Transactional services such as handing out socks, providing food, money and camping supplies – while good intentioned – lack any kind of lasting connection or integration.
Through years of experience with both residential and day-use services, the Eugene Mission has identified the profound social isolation in our unhoused neighbors. Every homeless individual has been the recipient of countless pairs of clean socks and free food that counterintuitively allows them to remain in a “subsistence existence.”
In the R³ Program, we get to know our guests individually, including knowing their name, their circumstances and their personal story. Rather than handing things to them, we come alongside them in a relational manner, working with them rather than working for them. We have found that guests get better and feel better with the dignity of purpose-filled days, industry, schedules, structure and authentic friendships.
The goal of the R³ Program is to work with Mission guests to identify the personal issues and unique barriers that resulted in their homelessness. Guests enter the Eugene Mission through our low-barrier Rescue Shelter.
This initial step is a 14-day continuous stay to avoid the temptation to continue using drugs and alcohol. Additionally, guests are screened for COVID-19 and offered the option to be vaccinated. At day 14, guests are transitioned into the R³ Program (or the Life Change addiction relapse-prevention program) and assigned a navigator (or coach).
Once in the program, Eugene Mission staff work with community partners and volunteers to provide medical and behavioral health services, recovery support, life skills training and vocational education.

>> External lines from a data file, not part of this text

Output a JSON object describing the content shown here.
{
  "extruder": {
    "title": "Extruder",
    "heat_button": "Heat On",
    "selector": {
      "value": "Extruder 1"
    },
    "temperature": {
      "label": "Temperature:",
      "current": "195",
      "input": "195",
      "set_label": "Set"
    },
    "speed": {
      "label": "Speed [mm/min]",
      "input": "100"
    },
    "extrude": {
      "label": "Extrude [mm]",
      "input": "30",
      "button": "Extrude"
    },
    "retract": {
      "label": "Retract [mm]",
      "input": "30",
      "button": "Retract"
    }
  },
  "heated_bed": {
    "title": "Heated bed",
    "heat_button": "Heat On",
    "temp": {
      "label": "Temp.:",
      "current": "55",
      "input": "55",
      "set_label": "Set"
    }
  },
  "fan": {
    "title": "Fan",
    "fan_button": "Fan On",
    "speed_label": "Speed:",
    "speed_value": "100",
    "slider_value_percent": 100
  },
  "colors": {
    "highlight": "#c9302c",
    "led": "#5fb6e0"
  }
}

Sobriety, self-reliance and accountability are the primary principles of the R³ Program. All guests of the Eugene Mission are currently enrolled in elements of R³ based on their unique circumstances, employment status, benefits, social and physical challenges.
For some of our guests, independent living may take months or years to achieve due to bad debt, legal issues, intractable addiction, mental instability or extreme poverty. While working through such barriers, our guests are supported in their mental health and sobriety, leisure activities, faith development and in the navigation of services, agencies and benefits.
Huerta de la Familia Green House Project
Community service is an important component of the Life Change Program, with project hours logged weekly.
“It provides an opportunity for teamwork, problem solving and contributing to something outside of yourself,” explains Denver Harris, Life Change Program Director.
Currently, the Life Change men are working together to build a greenhouse for Huerta de la Familia’s community garden program.
“The Life Change men have been such a blessing to us,” shares Garden Program Manager Gatlin Fasone. “We have been working with Life Change for three years now and they are skilled, happy, consistent and dependable.”
The Life Change men arrive with a range of skills including construction, farming and organizing tool sheds.
“The greenhouse project is exciting,” shares Gatlin. “It will allow us to grow food from warmer climates and provide culturally relevant crops for many of our families.”
The project is coming along nicely with a goal to complete the greenhouse by the end of the month.
Let us love not merely with words or speech but with actions in truth.
[1 John 3:18]
Ways To Give
- Financial support for the Eugene Mission as we work with guests to overcome addiction and housing barriers
- The Eugene Mission accepts donated vehicles in good working condition
- We are in need of a tractor for maintaining our 7.5-acre campus
- Herbs de Provence for holiday meals
- Ground black pepper
- Rubber spatulas and whisks for our culinary program
- Fresh salad greens
- Please remember the Eugene Mission in your estate planning, will, or instrument. FEIN# 93-0563797
Please pray for our guests, staff and volunteers who are working together in our R3 and Life Change Programs. We pray for wisdom and discernment in all of our efforts together.